“It’s like a one-two punch,” says Caswell. It’s also consistent with what biologists are seeing in other environments that either are or will be impacted by climate change. Fluctuation, it seems, is just as important as climate extremes.
Ecological forecasting comes with a lot of ifs and maybes, though. “Predicting the future is always tricky,” admits Caswell. Both population models and climate change models come with unique uncertainties. So, the researchers tried to incorporate the whole range of possibilities into their modeling system.
For example, the Bellingshausen and the Amundsen Sea have already seen big drops in sea ice, so projections for those regions are likely less severe than what will be. In fact, one colony in that region is already totally gone—probably due to climate change.
Getting an idea of which emperor penguin colonies are in the most danger allows us to make some educated decisions regarding conservation. The U.S. Fish and Wildlife Service is considering emperor penguins for protection under the Endangered Species Act. The International Union for the Conservation of Nature (IUCN) currently lists emperor penguins as “near threatened,” but given their recent results the research team urges upping the species to endangered status.

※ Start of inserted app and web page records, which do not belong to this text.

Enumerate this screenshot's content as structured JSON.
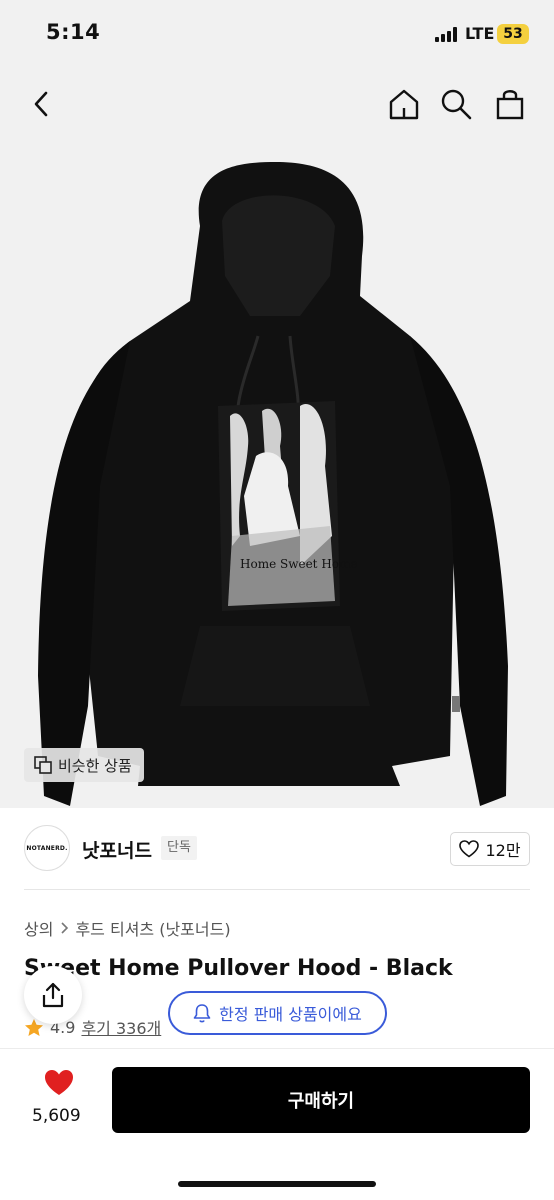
{
  "status": {
    "time": "5:14",
    "network": "LTE",
    "battery": "53"
  },
  "nav": {
    "back_icon": "chevron-left-icon",
    "home_icon": "home-icon",
    "search_icon": "search-icon",
    "cart_icon": "shopping-bag-icon"
  },
  "hero": {
    "print_text": "Home Sweet Home",
    "similar_label": "비슷한 상품"
  },
  "brand": {
    "logo_text": "NOTANERD.",
    "name": "낫포너드",
    "tag": "단독",
    "like_count": "12만"
  },
  "breadcrumb": [
    "상의",
    "후드 티셔츠 (낫포너드)"
  ],
  "product": {
    "title": "Sweet Home Pullover Hood - Black",
    "rating": "4.9",
    "review_label": "후기 336개"
  },
  "limited_label": "한정 판매 상품이에요",
  "bottom": {
    "likes": "5,609",
    "buy_label": "구매하기"
  },
  "colors": {
    "accent_blue": "#3a5bd9",
    "heart_red": "#e02020",
    "star": "#f5a623",
    "buy_button": "#000000"
  }
}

Though the IUCN considers predicted population declines when evaluating the endangered status of species, conservationists have never really encountered a situation like climate change where the thing that’s threatening the species hasn’t gone into full effect yet but has a predictable trajectory.
“Climate change is this ongoing process. We can see that at some point in the future the effects are going to build up, become really negative, and start pushing the species toward extinction,” says Caswell. “Does that mean that it should be considered endangered because we can see that coming even though it hasn’t started yet—or not?” It’s unclear how policymakers will answer that question.
Scientists are still learning how emperor penguins will deal with a changing climate. A study published earlier this week found that emperor penguins might shift their colony locations and potentially adapt to a changing climate. Either way, perhaps emperor penguins could serve as a model for how to save a species threatened by climate change before it hits bottom.